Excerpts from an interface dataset
══════════════════════════════

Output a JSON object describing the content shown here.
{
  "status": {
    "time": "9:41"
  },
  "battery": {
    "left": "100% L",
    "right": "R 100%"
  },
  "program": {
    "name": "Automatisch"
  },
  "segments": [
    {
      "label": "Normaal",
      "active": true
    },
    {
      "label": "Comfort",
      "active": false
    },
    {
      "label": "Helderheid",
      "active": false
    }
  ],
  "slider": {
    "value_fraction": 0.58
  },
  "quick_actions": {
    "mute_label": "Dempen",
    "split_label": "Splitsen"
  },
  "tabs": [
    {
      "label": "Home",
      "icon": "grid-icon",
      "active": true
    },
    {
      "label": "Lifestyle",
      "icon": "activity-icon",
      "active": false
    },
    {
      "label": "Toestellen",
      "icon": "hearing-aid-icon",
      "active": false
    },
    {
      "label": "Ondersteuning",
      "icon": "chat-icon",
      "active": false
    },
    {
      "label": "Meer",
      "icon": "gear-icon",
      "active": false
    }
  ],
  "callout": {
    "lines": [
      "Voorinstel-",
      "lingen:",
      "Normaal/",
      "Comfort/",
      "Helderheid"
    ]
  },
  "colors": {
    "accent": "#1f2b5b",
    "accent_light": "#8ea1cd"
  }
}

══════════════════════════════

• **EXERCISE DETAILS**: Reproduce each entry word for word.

• **ANSWER BELOW**:
Output a JSON object describing the content shown here.
{
  "status": {
    "time": "9:41"
  },
  "battery": {
    "left": "100% L",
    "right": "R 100%"
  },
  "program": {
    "name": "Automatisch"
  },
  "segments": [
    {
      "label": "Normaal",
      "active": true
    },
    {
      "label": "Comfort",
      "active": false
    },
    {
      "label": "Helderheid",
      "active": false
    }
  ],
  "slider": {
    "value_fraction": 0.58
  },
  "quick_actions": {
    "mute_label": "Dempen",
    "split_label": "Splitsen"
  },
  "tabs": [
    {
      "label": "Home",
      "icon": "grid-icon",
      "active": true
    },
    {
      "label": "Lifestyle",
      "icon": "activity-icon",
      "active": false
    },
    {
      "label": "Toestellen",
      "icon": "hearing-aid-icon",
      "active": false
    },
    {
      "label": "Ondersteuning",
      "icon": "chat-icon",
      "active": false
    },
    {
      "label": "Meer",
      "icon": "gear-icon",
      "active": false
    }
  ],
  "callout": {
    "lines": [
      "Voorinstel-",
      "lingen:",
      "Normaal/",
      "Comfort/",
      "Helderheid"
    ]
  },
  "colors": {
    "accent": "#1f2b5b",
    "accent_light": "#8ea1cd"
  }
}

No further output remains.